With Labor Day no longer marking the end of our vacationing season, we're able to take advantage of nearby getaways that mark down their rates during the off season. For us in the Mountain West, that means visiting ski-town destinations when the leaves are falling rather than the snow. By saving money on that front, we're able to splurge a bit with our accommodations—so you can bet I search for houses that include a private hot tub for soaking in while enjoying the mountain views!

Vacationing is a way to give back.

If we've learned one thing this year, it's that life can change pretty quickly. That's given us a new appreciation for generous cancellation policies and transparent cleaning guidelines when booking trips. By seeing both of these things front and center in Vrbo listings along with reviews from fellow travelers, I feel confident when I hit the "book now" button.

Beyond that, I know that booking a trip through Vrbo isn't only a gift to my family. On the other side of the transaction, there are vacation home owners and property managers who appreciate the income during these uncertain times. What's more, taking getaways allows us to support our local economy—even if it's just by ordering new takeout food to enjoy from our home away from home.

While "looking ahead" doesn't feel as easy as it once did, I am confident that there will be a lot of drivable getaways in our future.

This article was sponsored by Vrbo. Thank you for supporting the brands that support Motherly and mamas.

Our Partners
Sunday Citizen

I live in the Northeast and when I woke up this morning, my house was freezing. It had been in the mid 40's overnight and we haven't turned the heat on yet. Suddenly, my normal duvet felt too thin. The socks on my bare feet too non-existent. Winter is coming, and I'd been drinking rosés still pretending it was summer.

I couldn't put it off any longer. It was time to do my annual tradition of winterizing my home—and I don't mean making sure my pipes and walls have enough insulation (though obviously that's important too). I mean the act of evaluating every room and wondering if it has enough hygge to it.

If you've never heard of hygge, it's a Danish word that means a quality of coziness or contentment. And what better time to make sure you have moments of hygge all throughout your house than right now? As far as I'm concerned it's the only way to get through these dark winter months (even more so during a pandemic.)

So I went room by room (yes, even my 4-year-old's room) and swapped in, layered or added in these 13 products to get us ready for winter:

Keep reading Show less
Shop

Mama, all I see is you

A love letter from your baby.

Mama,

I can't see past you right now, I'm so small and everything's a little blurry.

All I see is you.

When you feel alone, like the walls are closing in, remember I'm here too.
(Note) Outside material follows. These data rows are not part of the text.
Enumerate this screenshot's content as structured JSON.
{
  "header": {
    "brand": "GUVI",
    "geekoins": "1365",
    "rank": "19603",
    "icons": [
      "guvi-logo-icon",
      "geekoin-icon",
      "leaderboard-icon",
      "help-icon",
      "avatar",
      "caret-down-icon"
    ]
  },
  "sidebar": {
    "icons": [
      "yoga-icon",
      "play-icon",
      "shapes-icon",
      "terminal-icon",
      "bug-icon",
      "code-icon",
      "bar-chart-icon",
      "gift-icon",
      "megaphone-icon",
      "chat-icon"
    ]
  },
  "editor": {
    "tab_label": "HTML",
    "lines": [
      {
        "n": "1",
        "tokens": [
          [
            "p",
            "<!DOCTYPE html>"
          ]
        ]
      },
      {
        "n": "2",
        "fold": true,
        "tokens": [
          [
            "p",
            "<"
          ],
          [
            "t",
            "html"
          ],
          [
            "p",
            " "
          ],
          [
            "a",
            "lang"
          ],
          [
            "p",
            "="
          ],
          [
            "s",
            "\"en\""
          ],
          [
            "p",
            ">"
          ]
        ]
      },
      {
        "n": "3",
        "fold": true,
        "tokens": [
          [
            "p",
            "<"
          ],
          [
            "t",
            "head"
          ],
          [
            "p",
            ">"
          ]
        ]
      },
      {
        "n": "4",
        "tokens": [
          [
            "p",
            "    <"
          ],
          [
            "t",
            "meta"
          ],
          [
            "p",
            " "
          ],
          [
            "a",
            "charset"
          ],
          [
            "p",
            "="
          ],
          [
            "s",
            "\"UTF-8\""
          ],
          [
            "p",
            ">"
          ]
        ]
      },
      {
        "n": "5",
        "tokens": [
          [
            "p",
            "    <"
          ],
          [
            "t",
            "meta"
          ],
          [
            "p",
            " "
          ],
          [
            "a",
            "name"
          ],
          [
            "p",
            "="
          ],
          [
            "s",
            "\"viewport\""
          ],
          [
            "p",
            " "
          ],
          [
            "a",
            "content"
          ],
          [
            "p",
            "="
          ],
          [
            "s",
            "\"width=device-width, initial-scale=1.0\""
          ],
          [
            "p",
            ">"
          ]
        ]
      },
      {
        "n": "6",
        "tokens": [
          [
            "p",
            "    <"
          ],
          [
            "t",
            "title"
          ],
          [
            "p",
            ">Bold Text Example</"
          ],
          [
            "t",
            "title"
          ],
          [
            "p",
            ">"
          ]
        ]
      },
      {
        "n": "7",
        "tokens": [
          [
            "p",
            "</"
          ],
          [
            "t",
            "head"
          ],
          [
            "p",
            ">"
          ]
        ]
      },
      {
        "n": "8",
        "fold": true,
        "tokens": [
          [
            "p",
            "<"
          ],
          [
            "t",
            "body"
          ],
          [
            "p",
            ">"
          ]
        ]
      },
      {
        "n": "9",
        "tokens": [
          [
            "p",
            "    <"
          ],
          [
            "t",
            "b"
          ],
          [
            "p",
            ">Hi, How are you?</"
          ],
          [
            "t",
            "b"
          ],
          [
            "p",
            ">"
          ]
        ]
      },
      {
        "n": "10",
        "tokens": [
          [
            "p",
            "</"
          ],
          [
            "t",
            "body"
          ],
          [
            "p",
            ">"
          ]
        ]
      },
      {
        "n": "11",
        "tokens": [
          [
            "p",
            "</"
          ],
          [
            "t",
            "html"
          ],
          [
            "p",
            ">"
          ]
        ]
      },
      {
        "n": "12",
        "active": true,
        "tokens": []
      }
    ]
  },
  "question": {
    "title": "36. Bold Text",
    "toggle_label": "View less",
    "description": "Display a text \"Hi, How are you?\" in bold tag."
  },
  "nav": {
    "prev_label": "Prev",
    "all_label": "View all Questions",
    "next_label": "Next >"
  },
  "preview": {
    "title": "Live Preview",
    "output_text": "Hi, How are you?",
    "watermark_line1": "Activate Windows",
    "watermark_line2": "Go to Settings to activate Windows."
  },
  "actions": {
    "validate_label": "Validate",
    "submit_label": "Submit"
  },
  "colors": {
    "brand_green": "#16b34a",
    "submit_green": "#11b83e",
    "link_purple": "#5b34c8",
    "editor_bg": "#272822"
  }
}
I know your world has changed and the days feel a little lonely. But they aren't lonely for me.

You are my everything.

When you feel like you don't know what you're doing, you're making it look easy to me. Even though we're still getting to know each other, you know me better than anyone.

I trust you.

Keep reading Show less
Life